--- Data in this exercise Enclosed Below ---

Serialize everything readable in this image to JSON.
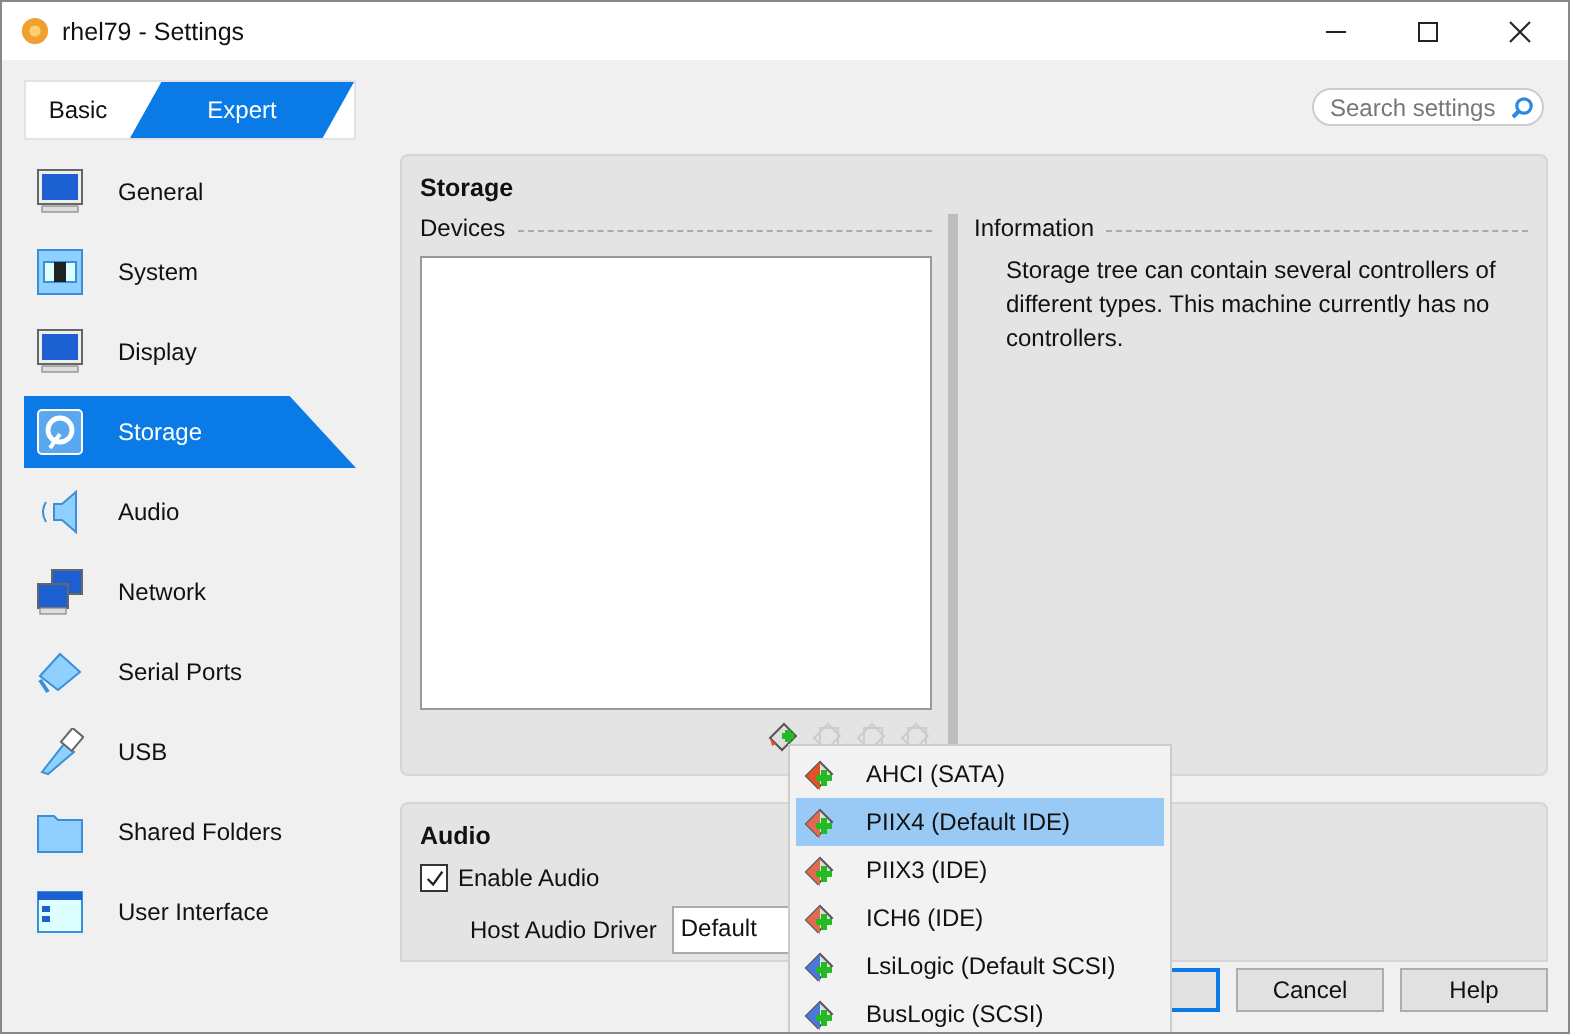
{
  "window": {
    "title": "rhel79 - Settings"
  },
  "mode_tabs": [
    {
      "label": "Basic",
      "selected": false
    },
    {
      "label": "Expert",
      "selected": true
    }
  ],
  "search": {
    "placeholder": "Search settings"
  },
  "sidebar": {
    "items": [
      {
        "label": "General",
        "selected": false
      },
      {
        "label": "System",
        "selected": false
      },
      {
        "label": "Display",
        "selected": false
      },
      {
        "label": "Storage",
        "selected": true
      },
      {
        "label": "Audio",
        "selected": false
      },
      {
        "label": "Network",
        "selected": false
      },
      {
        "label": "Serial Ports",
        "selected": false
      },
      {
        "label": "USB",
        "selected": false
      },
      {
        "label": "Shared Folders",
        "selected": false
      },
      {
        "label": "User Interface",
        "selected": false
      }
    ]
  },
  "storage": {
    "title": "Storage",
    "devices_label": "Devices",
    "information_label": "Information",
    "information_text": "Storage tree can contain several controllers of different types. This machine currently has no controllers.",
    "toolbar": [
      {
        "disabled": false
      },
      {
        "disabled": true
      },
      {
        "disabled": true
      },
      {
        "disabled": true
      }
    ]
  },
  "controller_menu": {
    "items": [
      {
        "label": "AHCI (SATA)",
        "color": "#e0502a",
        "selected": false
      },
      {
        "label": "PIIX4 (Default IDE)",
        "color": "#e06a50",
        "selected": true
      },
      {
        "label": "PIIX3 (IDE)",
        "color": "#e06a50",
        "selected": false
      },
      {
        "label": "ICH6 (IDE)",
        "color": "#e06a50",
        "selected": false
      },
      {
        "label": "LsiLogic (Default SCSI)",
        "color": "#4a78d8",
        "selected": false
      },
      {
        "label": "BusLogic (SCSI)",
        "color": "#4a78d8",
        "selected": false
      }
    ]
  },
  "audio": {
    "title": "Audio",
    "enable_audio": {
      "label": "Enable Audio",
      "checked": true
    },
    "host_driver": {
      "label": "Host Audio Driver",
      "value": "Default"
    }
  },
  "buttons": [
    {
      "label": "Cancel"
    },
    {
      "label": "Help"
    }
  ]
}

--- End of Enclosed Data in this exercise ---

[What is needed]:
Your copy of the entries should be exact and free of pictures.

[Answer to the exercise]:
Serialize everything readable in this image to JSON.
{
  "window": {
    "title": "rhel79 - Settings"
  },
  "mode_tabs": [
    {
      "label": "Basic",
      "selected": false
    },
    {
      "label": "Expert",
      "selected": true
    }
  ],
  "search": {
    "placeholder": "Search settings"
  },
  "sidebar": {
    "items": [
      {
        "label": "General",
        "selected": false
      },
      {
        "label": "System",
        "selected": false
      },
      {
        "label": "Display",
        "selected": false
      },
      {
        "label": "Storage",
        "selected": true
      },
      {
        "label": "Audio",
        "selected": false
      },
      {
        "label": "Network",
        "selected": false
      },
      {
        "label": "Serial Ports",
        "selected": false
      },
      {
        "label": "USB",
        "selected": false
      },
      {
        "label": "Shared Folders",
        "selected": false
      },
      {
        "label": "User Interface",
        "selected": false
      }
    ]
  },
  "storage": {
    "title": "Storage",
    "devices_label": "Devices",
    "information_label": "Information",
    "information_text": "Storage tree can contain several controllers of different types. This machine currently has no controllers.",
    "toolbar": [
      {
        "disabled": false
      },
      {
        "disabled": true
      },
      {
        "disabled": true
      },
      {
        "disabled": true
      }
    ]
  },
  "controller_menu": {
    "items": [
      {
        "label": "AHCI (SATA)",
        "color": "#e0502a",
        "selected": false
      },
      {
        "label": "PIIX4 (Default IDE)",
        "color": "#e06a50",
        "selected": true
      },
      {
        "label": "PIIX3 (IDE)",
        "color": "#e06a50",
        "selected": false
      },
      {
        "label": "ICH6 (IDE)",
        "color": "#e06a50",
        "selected": false
      },
      {
        "label": "LsiLogic (Default SCSI)",
        "color": "#4a78d8",
        "selected": false
      },
      {
        "label": "BusLogic (SCSI)",
        "color": "#4a78d8",
        "selected": false
      }
    ]
  },
  "audio": {
    "title": "Audio",
    "enable_audio": {
      "label": "Enable Audio",
      "checked": true
    },
    "host_driver": {
      "label": "Host Audio Driver",
      "value": "Default"
    }
  },
  "buttons": [
    {
      "label": "Cancel"
    },
    {
      "label": "Help"
    }
  ]
}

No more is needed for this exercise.